    Mrs. Dare produces no startling new information on how children learn or how schools operate.  She repeats the research findings that anyone who has paid attention for the past two decades has heard: Phonics beats whole language; direct whole class instruction works and child-centred learning doesn't; standardized testing is essential; and most current curriculum is pitifully inadequate.
    The book shines in other ways, and partly because it is not an academic treatment.  The author walks you through the maddeningly, frustrating exercise of fixing a problem at school.  You start with the teacher (Mrs. Enigma), then approach the principal (Mr. Political), proceed to the administrator (Dr. Hierarchy) and eventually try the trustee (Ms. Caring).  Since this course will almost always fail, says Mrs. Dare, she then assesses the alternatives--which include paid tutors, switching schools, or home schooling.
    It's a quick read, with good references in every chapter for those who want more detail.  The appendices are packed with valuable information on reading, child-centred learning, responses to the standard lines educators dish out to concerned parents, and a list of materials (including prices and addresses) which parents can use to help kids learn.  The author uses clear, straightforward language and the book is stamped with a "been there, done that" attitude.
    And she has done her time in the school system.  She attended teachers' college in the late '60s, an experience she describes as a "waste of time."  She spent two frustrating years teaching in North York near Toronto, and quit because she did not think students were learning much.
    When her son (now 18) was in Grade 2, his teacher told her he would probably fail because he couldn't read.  So she bought a phonics book and taught him to read after school.  "If I could do that in six weeks, why couldn't they do it in almost three years?" she queries.  She later home-schooled her daughter for a year, helped found the Organization for Quality Education (OQE), a group that lobbies for changes in education, and now edits the OQE newsletter.
    Pessimistic about the chances of changing the system, she believes the answer is school choice (i.e., charters and alternatives).  But only parental demand will cause it to happen.  Unfortunately, many potential rebel leaders are too busy fixing their own children's problems.  "Ultimately," Mrs. Dare says, "you've got to ensure that your own child is saved."
    She's right, of course.  But if you read this book* and pass it on to your child's teacher, and then to the principal, you can save your own child and maybe help start the revolution as well.
                                        -Joanne Hatton

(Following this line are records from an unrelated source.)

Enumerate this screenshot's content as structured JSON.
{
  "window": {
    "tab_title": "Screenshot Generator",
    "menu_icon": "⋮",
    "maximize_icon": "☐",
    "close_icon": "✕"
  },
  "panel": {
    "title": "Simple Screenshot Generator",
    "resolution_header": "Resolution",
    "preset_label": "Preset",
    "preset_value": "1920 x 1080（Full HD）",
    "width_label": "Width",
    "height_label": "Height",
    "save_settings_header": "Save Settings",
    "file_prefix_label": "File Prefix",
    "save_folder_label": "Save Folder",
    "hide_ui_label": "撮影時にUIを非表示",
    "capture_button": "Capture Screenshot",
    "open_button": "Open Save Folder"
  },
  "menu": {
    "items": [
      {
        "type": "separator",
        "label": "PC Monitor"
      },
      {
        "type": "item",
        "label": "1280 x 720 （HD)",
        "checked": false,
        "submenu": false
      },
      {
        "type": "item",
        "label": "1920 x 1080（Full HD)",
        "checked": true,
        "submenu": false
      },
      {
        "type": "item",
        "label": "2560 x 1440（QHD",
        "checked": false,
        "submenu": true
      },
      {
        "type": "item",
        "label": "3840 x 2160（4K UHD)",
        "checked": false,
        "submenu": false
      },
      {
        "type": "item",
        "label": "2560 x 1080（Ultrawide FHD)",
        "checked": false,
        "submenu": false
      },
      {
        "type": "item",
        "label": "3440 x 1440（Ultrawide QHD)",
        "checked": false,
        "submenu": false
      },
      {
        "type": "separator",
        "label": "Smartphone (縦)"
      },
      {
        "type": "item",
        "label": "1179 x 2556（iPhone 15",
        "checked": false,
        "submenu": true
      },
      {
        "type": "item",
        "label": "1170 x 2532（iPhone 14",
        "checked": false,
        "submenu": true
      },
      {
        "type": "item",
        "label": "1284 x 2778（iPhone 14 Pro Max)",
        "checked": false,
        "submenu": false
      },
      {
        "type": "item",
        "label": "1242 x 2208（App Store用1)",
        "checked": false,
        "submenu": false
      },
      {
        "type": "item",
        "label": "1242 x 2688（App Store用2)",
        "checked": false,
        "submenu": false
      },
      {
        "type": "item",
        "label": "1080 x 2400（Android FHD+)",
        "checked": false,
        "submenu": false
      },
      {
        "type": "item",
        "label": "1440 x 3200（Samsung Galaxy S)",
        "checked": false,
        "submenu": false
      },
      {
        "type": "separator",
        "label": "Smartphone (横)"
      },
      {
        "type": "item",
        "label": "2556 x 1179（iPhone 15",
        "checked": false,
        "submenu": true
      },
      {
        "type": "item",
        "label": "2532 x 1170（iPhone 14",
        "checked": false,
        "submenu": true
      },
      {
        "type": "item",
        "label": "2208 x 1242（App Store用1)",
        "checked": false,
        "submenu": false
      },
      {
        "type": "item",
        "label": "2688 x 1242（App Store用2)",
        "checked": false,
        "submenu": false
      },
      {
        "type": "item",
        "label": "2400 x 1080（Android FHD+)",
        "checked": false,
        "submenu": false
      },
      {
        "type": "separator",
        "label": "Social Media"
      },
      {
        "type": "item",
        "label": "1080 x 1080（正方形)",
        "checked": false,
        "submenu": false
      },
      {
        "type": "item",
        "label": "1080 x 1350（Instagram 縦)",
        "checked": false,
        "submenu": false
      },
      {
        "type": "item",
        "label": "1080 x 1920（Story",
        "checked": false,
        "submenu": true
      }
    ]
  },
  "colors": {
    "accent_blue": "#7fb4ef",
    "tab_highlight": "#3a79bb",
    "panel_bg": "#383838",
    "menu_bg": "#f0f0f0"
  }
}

 *Available from OQE-SAER Publications, 170 University Avenue West, Suite 12-218, Waterloo, Ont., N2L 3E9.
Alberta Report  October 12, 1998 page 43

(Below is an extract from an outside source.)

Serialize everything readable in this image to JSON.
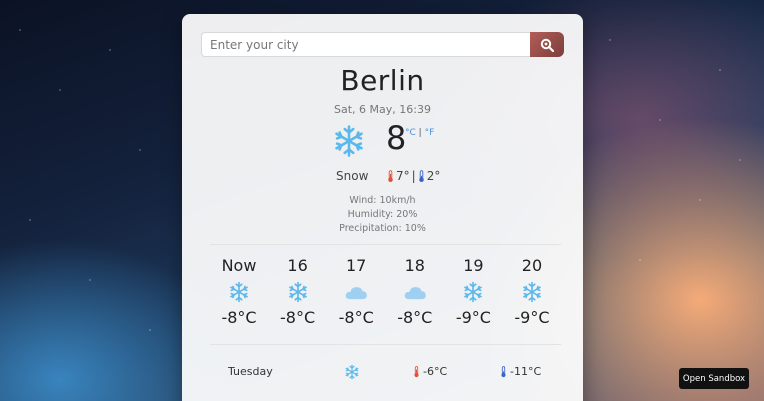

See also:

  • The "Fix" That's Destroying Education In America

Have no illusions that the problems with America's education system are national ones. Once you read Tom DeWeese's article and know who's behind "The Fix", you'll come to the conclusion that you know also why  "The Fix" is destroying education in all developed nations.  In addition, you'll also know why the current push for sex-education is such a large part of it.

2001 02 10 (format changes)
2001 02 20 (added reference to The "Fix" That's Destroying Education In America)
2006 03 04 (added link to Feminism for Male College Students)